Sometimes task oriented, apostolic types prefer not to use the term pastor – they like to think that the term is for the local situation but not for pioneering and establishing the vision! So, let’s talk about being “relational.”

Actually, we are ALL called to be relational – to love one another – to fulfil all the “one anothers” of Scripture. If we aren’t relational we probably won’t be spending the time to become intimate with God either. In fact, the Great Commission and the call of God comes out of our love and worship of the Lord. So, perhaps we need to be relational before we are visionary – thus the shepherd-warrior.

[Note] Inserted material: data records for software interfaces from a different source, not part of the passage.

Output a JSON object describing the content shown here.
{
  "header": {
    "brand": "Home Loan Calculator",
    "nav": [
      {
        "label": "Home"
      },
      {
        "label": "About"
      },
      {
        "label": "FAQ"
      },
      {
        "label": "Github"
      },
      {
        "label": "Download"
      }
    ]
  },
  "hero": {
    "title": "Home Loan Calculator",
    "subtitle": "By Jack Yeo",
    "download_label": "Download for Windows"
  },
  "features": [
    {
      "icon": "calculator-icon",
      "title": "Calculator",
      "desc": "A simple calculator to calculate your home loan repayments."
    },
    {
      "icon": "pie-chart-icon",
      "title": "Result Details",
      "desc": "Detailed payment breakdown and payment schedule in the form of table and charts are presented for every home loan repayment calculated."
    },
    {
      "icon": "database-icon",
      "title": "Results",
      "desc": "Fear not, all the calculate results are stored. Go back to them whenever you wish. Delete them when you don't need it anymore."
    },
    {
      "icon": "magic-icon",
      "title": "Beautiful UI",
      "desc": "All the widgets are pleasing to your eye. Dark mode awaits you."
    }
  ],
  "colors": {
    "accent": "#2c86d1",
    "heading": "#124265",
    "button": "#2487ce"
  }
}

The first person I have always recruited for my leadership team is a pastor. Does that mean that I don’t need to think about people? Definitely not. As a leader, I am to be responsible for and motivated to be a good shepherd to the sheep God gives – to protect, care for and develop them to their full potential. However, my main gifting and calling will always be to see, clarify and implement the vision of developing leaders and teams. The establishing and completion of the goal always has the upper hand but I endeavor to love people, be available to them and spur them on in their service for God. This is where the model of the shepherd warrior needs to be firmly implanted in our hearts – so that whatever we do, both the vision and the people will be kept in mind.

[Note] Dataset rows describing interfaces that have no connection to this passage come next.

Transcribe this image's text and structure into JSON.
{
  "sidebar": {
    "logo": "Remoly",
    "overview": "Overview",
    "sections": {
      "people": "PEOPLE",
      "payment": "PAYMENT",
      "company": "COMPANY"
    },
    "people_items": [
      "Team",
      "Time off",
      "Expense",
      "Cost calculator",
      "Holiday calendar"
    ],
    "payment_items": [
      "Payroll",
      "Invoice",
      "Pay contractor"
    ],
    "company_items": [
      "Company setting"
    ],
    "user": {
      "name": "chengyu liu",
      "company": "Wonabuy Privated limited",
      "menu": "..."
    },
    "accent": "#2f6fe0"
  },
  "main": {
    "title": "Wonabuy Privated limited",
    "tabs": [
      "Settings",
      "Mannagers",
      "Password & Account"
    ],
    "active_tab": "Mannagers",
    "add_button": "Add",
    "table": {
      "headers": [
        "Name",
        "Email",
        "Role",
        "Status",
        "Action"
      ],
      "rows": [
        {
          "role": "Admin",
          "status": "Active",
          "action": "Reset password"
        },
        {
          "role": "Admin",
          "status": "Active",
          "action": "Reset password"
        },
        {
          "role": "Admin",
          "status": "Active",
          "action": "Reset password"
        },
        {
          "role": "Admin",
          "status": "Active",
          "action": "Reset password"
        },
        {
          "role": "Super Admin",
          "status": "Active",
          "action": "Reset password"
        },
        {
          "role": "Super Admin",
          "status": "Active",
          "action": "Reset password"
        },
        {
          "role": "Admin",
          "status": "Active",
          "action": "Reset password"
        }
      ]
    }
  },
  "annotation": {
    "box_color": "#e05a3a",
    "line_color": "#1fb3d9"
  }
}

Moses knew what it was to be a warrior in his early days living in Pharaoh’s palace. He then learned to be a shepherd in the wilderness for 40 years. So now he prayed for a leader of the community who could care and protect them and lead them into battle:

Then Moses said to the Lord, “O Lord, You are the God who gives breath to all creatures. Please appoint a new man as leader for the community. Give them someone who will guide them wherever they go and will lead them into battle, so the community of the Lord will not be like sheep without a shepherd.” (Numbers 27:17)

David who started out as a shepherd boy, became a warrior and was made king of Israel (2 Sam. 5:2). Then all the tribes of Israel went to David at Hebron and told him, “We are your own flesh and blood. In the past, when Saul was our king, you were the one who really led the forces of Israel. And the Lord told you, ‘You will be the shepherd of My people Israel. You will be Israel’s leader.’ ”

Jesus was also a “Shepherd Warrior.” David calls Jesus, “my Shepherd,” in Psalm 23. He comes to seek and save the lost, to serve and not to be served. But we also see the warrior in Him as he battles the Pharisees and challenges their self-righteousness and hypocrisy.

The name often given to kings and leaders was “shepherd.” Here is an example of a sharp word to leaders that weren’t living out their role as shepherds:

Then this message came to me from the Lord: “Son of man, prophesy against the shepherds, the leaders of Israel. Give them this message from the Sovereign Lord: What sorrow awaits you shepherds who feed yourselves instead of your flocks. Shouldn’t shepherds feed their sheep? You drink the milk, wear the wool, and butcher the best animals, but you let your flocks starve. You have not taken care of the weak. You have not tended the sick or bound up the injured. You have not gone looking for those who have wandered away and are lost. Instead, you have ruled them with harshness and cruelty. So, My sheep have been scattered without a shepherd, and they are easy prey for any wild animal. (Ezekiel 34:1-5)

How much time do you spend relating with people rather than simply working with them? Talking with them about vision alone doesn’t count! How much do you know about the upbringing and history of your team? Are you aware of what is happening in the lives of your team members at a personal level? How approachable are you as a leader? How easily can people speak about things that concern them? How merciful are you? How do you cover a multitude of sins in your love for people?

Does the shepherd role need to be restored in your community? We can’t fight all the time; we need time for refreshment and encouragement. The warrior becomes a shepherd through his or her love and affirmation of the sheep. Loving our people can’t be delegated. We need men and women who understand and use their two arms of leadership well.